═══ DATASET
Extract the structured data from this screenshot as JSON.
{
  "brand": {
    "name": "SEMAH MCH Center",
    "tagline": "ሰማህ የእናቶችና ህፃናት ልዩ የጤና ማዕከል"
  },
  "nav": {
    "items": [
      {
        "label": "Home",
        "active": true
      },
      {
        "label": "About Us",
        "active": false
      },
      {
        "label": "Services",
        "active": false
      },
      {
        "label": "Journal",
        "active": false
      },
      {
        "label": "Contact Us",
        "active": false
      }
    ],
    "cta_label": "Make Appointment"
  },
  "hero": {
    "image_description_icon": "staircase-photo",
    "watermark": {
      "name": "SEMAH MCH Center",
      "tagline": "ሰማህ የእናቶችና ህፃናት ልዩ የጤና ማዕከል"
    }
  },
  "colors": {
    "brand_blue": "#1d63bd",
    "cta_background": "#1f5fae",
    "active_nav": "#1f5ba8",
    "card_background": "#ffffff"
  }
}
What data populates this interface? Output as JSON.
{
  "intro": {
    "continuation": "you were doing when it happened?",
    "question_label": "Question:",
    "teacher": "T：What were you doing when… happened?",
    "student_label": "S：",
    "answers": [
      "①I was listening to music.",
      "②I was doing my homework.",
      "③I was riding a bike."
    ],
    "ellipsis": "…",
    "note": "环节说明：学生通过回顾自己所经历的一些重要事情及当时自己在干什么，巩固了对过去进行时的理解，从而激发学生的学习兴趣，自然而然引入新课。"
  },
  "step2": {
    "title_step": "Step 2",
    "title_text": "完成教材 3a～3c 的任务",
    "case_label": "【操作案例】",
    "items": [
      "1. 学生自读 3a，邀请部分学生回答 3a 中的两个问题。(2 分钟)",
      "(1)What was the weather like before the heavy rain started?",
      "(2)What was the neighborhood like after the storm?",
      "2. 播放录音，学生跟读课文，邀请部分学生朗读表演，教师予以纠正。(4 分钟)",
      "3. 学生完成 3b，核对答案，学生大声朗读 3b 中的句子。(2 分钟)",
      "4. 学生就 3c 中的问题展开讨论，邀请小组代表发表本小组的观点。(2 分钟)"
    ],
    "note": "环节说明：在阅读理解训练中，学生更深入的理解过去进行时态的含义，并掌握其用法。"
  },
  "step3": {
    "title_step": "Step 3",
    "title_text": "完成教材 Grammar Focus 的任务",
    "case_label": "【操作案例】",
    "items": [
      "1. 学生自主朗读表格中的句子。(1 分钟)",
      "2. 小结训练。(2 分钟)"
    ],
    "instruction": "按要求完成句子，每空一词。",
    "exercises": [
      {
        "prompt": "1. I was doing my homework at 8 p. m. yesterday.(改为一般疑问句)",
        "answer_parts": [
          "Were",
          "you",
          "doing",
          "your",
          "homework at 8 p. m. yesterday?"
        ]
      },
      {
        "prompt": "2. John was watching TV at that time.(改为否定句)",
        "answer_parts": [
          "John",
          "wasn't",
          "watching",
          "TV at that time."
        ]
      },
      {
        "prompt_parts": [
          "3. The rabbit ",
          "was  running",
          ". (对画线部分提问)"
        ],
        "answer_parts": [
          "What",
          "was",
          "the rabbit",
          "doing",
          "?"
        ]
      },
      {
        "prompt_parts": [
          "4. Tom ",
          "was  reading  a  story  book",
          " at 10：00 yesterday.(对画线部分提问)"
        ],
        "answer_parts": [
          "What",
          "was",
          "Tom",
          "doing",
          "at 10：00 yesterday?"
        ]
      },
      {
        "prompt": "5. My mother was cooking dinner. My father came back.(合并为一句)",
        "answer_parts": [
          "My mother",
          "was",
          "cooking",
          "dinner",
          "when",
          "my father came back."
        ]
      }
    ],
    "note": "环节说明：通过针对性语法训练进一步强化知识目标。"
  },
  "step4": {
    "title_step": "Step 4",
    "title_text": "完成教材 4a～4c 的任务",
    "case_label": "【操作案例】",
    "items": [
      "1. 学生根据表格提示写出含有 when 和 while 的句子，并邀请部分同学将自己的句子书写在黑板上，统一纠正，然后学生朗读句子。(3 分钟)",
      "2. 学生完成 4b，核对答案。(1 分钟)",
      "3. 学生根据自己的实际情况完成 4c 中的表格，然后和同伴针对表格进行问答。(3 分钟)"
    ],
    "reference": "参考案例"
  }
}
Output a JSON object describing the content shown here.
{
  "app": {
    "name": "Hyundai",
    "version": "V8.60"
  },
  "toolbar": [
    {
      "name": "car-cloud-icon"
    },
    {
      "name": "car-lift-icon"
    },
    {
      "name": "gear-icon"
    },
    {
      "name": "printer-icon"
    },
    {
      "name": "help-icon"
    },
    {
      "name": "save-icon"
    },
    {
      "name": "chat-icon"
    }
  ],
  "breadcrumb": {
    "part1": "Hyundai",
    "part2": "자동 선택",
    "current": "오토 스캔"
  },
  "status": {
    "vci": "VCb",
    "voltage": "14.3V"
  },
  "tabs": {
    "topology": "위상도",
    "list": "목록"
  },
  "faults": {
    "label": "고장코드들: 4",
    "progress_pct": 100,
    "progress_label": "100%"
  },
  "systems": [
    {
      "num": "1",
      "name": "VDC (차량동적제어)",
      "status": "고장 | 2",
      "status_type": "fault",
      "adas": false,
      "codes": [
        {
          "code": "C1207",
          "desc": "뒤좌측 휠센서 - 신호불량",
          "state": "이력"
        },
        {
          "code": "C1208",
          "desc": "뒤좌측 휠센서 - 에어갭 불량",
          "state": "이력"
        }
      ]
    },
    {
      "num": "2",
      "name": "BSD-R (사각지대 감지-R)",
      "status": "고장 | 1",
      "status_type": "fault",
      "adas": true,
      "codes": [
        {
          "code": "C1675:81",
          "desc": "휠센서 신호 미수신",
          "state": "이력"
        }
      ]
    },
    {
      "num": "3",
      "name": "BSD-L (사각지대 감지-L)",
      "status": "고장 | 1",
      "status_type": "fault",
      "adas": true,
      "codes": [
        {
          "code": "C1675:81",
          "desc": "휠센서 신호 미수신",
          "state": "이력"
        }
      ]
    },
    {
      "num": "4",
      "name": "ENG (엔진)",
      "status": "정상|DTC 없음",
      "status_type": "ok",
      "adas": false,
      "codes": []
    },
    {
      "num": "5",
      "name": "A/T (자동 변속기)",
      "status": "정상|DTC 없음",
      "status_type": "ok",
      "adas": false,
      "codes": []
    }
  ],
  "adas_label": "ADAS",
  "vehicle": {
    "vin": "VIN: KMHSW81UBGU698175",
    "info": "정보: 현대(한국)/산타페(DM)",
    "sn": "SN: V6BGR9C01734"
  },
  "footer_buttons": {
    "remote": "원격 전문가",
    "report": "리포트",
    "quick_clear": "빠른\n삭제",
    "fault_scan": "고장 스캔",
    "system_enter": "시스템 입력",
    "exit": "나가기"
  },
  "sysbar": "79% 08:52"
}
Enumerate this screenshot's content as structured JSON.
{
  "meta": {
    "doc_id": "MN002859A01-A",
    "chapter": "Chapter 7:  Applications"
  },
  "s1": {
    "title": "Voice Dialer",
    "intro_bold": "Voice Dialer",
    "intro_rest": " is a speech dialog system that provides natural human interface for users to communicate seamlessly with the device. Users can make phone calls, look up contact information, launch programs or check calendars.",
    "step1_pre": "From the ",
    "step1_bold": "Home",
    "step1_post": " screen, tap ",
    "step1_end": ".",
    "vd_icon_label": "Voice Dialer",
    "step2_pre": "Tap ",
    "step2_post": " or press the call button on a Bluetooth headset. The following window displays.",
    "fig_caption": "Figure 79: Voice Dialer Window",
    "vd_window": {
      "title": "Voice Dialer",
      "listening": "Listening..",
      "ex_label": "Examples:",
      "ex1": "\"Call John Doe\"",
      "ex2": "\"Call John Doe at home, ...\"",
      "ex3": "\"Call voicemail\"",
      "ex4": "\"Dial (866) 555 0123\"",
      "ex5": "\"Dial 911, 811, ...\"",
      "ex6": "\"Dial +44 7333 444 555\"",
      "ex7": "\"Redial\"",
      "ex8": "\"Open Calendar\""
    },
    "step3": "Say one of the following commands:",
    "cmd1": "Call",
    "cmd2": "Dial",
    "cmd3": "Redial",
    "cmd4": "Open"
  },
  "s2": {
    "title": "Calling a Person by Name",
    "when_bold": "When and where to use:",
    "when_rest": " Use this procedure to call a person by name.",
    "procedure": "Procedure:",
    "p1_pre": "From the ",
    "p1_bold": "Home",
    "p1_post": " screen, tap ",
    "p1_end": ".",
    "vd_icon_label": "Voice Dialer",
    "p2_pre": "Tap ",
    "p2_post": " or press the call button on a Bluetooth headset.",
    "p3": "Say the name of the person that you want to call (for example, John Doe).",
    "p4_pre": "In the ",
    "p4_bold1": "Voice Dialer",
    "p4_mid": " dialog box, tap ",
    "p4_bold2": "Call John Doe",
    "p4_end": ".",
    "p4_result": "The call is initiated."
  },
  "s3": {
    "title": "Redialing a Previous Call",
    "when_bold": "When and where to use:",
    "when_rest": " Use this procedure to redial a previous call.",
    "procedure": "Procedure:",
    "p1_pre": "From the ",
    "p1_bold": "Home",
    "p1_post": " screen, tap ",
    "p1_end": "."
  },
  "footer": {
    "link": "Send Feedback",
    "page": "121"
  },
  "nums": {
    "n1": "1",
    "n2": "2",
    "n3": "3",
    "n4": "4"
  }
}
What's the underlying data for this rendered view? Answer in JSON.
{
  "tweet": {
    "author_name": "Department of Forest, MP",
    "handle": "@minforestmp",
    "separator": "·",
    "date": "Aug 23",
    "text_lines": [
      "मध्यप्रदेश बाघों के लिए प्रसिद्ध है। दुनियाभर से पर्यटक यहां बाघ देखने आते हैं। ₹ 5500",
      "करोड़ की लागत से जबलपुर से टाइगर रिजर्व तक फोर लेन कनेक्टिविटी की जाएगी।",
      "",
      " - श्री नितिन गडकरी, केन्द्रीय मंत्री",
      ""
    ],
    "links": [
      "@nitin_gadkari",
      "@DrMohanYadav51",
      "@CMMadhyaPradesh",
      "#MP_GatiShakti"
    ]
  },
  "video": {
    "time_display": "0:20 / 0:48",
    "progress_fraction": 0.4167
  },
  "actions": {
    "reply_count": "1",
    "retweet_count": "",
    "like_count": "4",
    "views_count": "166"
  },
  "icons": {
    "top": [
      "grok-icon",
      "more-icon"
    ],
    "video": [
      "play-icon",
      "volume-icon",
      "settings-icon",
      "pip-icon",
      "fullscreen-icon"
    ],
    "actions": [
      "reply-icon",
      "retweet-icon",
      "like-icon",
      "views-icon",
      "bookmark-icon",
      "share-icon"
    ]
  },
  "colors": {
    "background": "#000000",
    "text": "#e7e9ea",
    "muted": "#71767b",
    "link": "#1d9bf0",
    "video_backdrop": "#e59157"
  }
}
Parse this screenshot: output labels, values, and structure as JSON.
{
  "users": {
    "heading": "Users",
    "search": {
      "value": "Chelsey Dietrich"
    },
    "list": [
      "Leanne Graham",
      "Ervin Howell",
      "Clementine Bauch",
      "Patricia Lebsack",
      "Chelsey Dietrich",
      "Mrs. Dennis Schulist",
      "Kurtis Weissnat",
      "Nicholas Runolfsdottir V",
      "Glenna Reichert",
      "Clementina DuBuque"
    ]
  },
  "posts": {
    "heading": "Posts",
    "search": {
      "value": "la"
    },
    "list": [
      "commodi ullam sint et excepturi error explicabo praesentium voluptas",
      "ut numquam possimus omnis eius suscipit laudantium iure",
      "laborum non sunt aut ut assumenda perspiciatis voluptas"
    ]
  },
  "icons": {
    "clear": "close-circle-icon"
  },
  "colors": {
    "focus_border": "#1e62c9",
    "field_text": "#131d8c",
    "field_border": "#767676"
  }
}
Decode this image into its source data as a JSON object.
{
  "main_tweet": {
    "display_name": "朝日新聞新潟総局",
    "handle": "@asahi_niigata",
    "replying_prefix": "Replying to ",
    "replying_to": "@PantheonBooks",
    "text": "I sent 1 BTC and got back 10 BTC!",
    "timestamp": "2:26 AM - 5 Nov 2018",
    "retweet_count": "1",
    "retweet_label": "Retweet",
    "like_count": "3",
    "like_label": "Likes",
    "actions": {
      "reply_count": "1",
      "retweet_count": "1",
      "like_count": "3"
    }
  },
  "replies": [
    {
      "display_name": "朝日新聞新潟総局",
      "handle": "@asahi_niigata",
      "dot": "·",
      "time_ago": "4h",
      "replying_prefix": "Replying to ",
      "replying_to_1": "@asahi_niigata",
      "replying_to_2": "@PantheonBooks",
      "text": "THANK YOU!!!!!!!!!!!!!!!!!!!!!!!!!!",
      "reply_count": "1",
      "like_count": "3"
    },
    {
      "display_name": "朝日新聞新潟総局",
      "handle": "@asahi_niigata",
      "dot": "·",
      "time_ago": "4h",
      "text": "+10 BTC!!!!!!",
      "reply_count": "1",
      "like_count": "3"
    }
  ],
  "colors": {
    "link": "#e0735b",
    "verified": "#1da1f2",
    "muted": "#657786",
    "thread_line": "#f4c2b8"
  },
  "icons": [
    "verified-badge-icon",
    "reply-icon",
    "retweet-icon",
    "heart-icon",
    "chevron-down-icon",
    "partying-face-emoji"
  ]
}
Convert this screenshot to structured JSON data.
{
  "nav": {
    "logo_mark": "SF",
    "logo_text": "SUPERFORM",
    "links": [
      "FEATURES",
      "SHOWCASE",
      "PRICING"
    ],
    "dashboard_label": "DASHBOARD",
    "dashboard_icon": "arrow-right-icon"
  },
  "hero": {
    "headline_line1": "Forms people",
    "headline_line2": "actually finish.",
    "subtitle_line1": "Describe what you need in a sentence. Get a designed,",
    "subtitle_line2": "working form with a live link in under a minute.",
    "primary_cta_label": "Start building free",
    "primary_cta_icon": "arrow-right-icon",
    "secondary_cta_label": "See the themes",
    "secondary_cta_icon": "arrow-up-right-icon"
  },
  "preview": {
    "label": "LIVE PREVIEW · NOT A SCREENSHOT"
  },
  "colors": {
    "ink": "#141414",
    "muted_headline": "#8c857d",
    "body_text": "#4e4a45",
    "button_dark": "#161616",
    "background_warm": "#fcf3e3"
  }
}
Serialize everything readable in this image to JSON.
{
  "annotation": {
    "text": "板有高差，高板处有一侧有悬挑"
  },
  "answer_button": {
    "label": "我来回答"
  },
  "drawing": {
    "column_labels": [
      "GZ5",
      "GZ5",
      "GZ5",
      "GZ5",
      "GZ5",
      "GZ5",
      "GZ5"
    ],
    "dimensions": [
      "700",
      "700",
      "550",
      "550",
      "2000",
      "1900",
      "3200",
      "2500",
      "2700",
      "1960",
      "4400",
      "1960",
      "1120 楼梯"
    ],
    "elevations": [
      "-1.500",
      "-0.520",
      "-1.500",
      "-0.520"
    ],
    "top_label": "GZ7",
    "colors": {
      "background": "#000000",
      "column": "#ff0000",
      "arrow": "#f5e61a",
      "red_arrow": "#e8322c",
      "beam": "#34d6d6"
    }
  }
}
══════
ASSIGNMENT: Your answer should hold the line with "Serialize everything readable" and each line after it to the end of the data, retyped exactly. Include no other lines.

OUTPUT FOR THIS EXERCISE:
Serialize everything readable in this image to JSON.
{
  "annotation": {
    "text": "板有高差，高板处有一侧有悬挑"
  },
  "answer_button": {
    "label": "我来回答"
  },
  "drawing": {
    "column_labels": [
      "GZ5",
      "GZ5",
      "GZ5",
      "GZ5",
      "GZ5",
      "GZ5",
      "GZ5"
    ],
    "dimensions": [
      "700",
      "700",
      "550",
      "550",
      "2000",
      "1900",
      "3200",
      "2500",
      "2700",
      "1960",
      "4400",
      "1960",
      "1120 楼梯"
    ],
    "elevations": [
      "-1.500",
      "-0.520",
      "-1.500",
      "-0.520"
    ],
    "top_label": "GZ7",
    "colors": {
      "background": "#000000",
      "column": "#ff0000",
      "arrow": "#f5e61a",
      "red_arrow": "#e8322c",
      "beam": "#34d6d6"
    }
  }
}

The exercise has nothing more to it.